Archive for positive adoption language

Is It Positive Adoption Language to Call Her a “Birth Mother”?

is it positive adoption language to call her a birth mother?We wanted to share a question that our Florida adoption agency received recently about positive adoption language:

“I’ve noticed a few people saying online that the term ‘birth mother’ shouldn’t be used until after a woman places her child for adoption. So, I’m wondering if we should stop using the term ‘birth mother’? Is that negative adoption language?”

Let’s start with an easy definition…”birth mother” simply means a biological mother. So actually, a birth mother is any woman who gives birth.

In adoption language, we use the term ‘birth mother’ for a woman who’s considering adoption, or who is deciding to place her child. To identify the individuals involved in adoption, it makes things more accurate and simple to refer to adoptive parents (those adopting the child) and birth mothers (who will or have given birth). You’ll see that the legal paperwork required for adoption will use this adoption language to designate those involved in one child’s adoption.

Many adoption agencies and other adoption professionals prefer to use the term “birth mother.” It’s warmer than “biological mother,” which has a bit of a clinical ring to it.

We’ve seen terms like “expectant parent” or “expectant mother” used, but these aren’t always correct, since not every woman choosing adoption is pregnant. A mother can make an adoption plan weeks, months or years after her child is born; it’s never too late for adoption. Since many refer to adoptive parents as ‘expectantly’ waiting, using a term like “expectant parent” gets confusing. It starts to get very complicated, especially for people new to adoption and unfamiliar with positive adoption language.

Here at Lifetime Adoption Agency Florida, we don’t assume a woman is going to place her child when she’s in contact with us. We educate and provide support to every woman who calls us, regardless of whether she’s sure about adoption. In Lifetime’s social media accounts and informational materials, we use the term “birth mother” to protect her privacy. Of course, when we communicate with her one-on-one, she’s referred to by her name. Each woman who contacts Lifetime is listened to. We’re here provide her with help on her own terms, and as it applies to her unique situation.

It’s so important to be sensitive to a woman’s feelings when she’s deciding about her unplanned pregnancy and her baby’s future. Women typically see the term “birth mother” as positive adoption language when they were given the choice to lovingly and willingly choose adoption for her child. Using the term “birth mother” reminds us that she has an important role in creating her child’s custom adoption plan. Our hearts break for women who felt coerced into adoption, which was, unfortunately, the norm decades ago.

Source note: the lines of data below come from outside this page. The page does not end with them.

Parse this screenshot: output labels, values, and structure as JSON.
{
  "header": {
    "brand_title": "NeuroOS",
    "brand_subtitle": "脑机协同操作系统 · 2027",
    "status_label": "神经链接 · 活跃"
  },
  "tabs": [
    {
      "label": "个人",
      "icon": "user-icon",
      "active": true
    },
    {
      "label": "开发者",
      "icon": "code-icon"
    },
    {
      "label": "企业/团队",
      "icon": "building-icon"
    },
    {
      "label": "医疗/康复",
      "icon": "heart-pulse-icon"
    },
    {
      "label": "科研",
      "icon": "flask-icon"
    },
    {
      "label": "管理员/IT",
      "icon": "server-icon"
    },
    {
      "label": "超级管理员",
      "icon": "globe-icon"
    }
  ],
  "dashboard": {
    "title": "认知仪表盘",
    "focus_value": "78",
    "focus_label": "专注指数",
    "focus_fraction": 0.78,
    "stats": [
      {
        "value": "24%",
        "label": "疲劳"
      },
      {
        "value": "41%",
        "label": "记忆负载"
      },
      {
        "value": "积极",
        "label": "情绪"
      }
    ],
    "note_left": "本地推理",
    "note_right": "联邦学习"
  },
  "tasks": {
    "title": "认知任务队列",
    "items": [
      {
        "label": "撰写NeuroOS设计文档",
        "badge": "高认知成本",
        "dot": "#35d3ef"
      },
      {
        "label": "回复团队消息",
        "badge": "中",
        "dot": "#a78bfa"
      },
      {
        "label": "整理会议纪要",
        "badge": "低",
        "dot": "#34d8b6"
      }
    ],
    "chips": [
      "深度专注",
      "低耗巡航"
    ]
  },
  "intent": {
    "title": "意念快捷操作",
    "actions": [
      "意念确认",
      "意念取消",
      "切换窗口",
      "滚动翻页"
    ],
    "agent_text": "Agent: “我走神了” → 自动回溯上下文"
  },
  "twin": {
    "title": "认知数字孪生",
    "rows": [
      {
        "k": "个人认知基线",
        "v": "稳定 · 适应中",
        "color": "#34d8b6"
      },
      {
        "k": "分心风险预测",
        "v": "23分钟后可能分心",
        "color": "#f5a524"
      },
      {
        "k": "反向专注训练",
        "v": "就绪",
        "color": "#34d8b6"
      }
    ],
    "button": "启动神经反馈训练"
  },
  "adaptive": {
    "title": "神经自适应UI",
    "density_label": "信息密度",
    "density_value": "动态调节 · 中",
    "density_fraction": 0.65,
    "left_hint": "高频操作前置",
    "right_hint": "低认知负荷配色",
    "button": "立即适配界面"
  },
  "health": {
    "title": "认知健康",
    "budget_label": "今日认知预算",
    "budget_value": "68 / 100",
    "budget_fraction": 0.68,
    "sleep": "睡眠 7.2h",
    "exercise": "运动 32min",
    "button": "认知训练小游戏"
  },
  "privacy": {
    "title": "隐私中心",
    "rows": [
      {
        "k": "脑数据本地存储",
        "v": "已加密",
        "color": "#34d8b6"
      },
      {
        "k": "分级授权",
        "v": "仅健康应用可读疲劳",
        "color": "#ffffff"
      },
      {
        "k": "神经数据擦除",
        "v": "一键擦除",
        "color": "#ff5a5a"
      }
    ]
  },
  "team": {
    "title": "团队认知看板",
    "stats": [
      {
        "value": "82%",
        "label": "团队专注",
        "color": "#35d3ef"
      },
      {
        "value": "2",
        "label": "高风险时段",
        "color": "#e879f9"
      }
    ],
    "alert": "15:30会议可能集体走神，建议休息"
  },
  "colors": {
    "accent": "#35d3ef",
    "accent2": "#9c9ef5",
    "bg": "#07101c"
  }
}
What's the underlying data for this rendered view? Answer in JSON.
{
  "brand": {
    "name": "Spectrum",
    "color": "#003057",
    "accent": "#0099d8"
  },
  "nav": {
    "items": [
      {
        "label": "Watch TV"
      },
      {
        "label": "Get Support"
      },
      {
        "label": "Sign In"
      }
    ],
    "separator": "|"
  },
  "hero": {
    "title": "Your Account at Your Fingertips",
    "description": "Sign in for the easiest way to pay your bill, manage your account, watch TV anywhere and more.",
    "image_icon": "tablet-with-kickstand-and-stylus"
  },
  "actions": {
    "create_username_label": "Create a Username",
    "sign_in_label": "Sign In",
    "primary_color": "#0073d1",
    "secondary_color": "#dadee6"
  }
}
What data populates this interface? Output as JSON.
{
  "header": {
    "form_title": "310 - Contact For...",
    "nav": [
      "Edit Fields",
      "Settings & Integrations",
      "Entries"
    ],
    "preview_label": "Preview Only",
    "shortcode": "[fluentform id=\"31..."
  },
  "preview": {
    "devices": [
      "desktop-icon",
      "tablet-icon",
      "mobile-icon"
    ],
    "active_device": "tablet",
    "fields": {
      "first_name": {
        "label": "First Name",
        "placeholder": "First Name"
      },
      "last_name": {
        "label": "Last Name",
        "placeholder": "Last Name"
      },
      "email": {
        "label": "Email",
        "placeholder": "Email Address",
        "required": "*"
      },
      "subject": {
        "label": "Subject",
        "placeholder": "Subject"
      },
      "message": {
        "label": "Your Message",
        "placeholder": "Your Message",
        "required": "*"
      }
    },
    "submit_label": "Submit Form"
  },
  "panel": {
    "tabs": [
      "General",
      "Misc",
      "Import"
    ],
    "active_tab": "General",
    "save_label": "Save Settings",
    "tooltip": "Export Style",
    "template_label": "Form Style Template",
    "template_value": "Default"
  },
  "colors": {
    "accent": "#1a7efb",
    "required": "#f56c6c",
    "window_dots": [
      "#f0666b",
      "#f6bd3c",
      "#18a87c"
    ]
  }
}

In open adoption, a woman who creates a plan for her baby or child can create and develop an on-going connection with her child and the adoptive parents. Whatever questions and thoughts she has are recognized, before, during, and after the adoption takes place. Even if she decides that adoption isn’t right for her, she’ll be able to help another woman who does choose adoption. So as you can see, the term “birth mother” is actually positive adoption language.

Using Positive Adoption Language

PicMonkey-Collage5-300x300The words we select and how we say them shows what we value and how we think. By using positive adoption language, we’re showing that we value adoption as a way to start a family. It shows we value it just as much as a family create biologically.

If you’re able to use positive adoption language in conversations, you’ll help reduce adoption stereotypes and educating others. Also, it’ll allow you can reveal adoption as it truly is, free from any bad connotations.

Below is a handy chart showing examples of negative language, and what to say instead:

Negative Positive
Real parent or natural parent Birth parent or biological parent
Sperm donor Biological father
Own child Birth child
My adopted child, my own child My child
Hard-to-place child, handicapped child Child with special needs
Is adopted Was adopted
Give up, give away, surrender, relinquish the child Make an adoption plan, choose adoption
Adoptable child, free child, available child Waiting child
Track down parents, reunion Search, locate, make contact with
Give up Terminate parental rights
The placement The adoption

Please feel free to share this chart with anyone you who could use some adoption education.

Are you hoping to adopt a baby or child? Or maybe you’re pregnant and considering adoption for your baby. Please call Lifetime Adoption at 1-877-383-6847 or email us.